Map of the Irish-speaking areas of Ireland.
has been studied as a discipline since the late 19th century, with numerous researchers publishing descriptive
accounts of dialects from all regions where the language is spoken. More recently, Irish phonology has been the focus of theoretical linguists
, who have produced a number of books, articles, and doctoral theses on the topic.

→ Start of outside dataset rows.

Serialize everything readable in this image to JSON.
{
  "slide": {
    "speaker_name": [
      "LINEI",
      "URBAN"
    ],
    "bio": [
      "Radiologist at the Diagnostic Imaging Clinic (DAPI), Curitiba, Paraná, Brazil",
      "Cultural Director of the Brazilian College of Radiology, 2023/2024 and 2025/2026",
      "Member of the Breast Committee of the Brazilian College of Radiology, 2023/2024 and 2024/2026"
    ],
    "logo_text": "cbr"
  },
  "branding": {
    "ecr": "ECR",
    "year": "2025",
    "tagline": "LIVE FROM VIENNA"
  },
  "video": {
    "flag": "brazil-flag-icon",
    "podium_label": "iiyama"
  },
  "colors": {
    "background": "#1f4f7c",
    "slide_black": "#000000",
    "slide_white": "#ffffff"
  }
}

One of the most important aspects of Irish phonology is that almost all consonants come in pairs, with one having a "broad" pronunciation and the other a "slender" one. Broad consonants are velarized, that is, the back of the tongue is pulled back and slightly up in the direction of the soft palate while the consonant is being articulated. Slender consonants are palatalized, which means the tongue is pushed up toward the hard palate during the articulation. The contrast between broad and slender consonants is crucial in Irish, because the meaning of a word can change if a broad consonant is substituted for a slender consonant or vice versa. For example, the only difference in pronunciation between the words bó ('cow') and beo ('alive') is that bó is pronounced with a broad b sound, while beo is pronounced with a slender b sound. The contrast between broad and slender consonants plays a critical role not only in distinguishing the individual consonants themselves, but also in the pronunciation of the surrounding vowels, in the determination of which consonants can stand next to which other consonants, and in the behavior of words that begin with a vowel. This broad/slender distinction is similar to the hard/soft one of several Slavic languages, like Russian.
The Irish language shares a number of phonological characteristics with its nearest linguistic relatives, Scottish Gaelic and Manx, as well as with Hiberno-English, the language with which it is most closely in contact.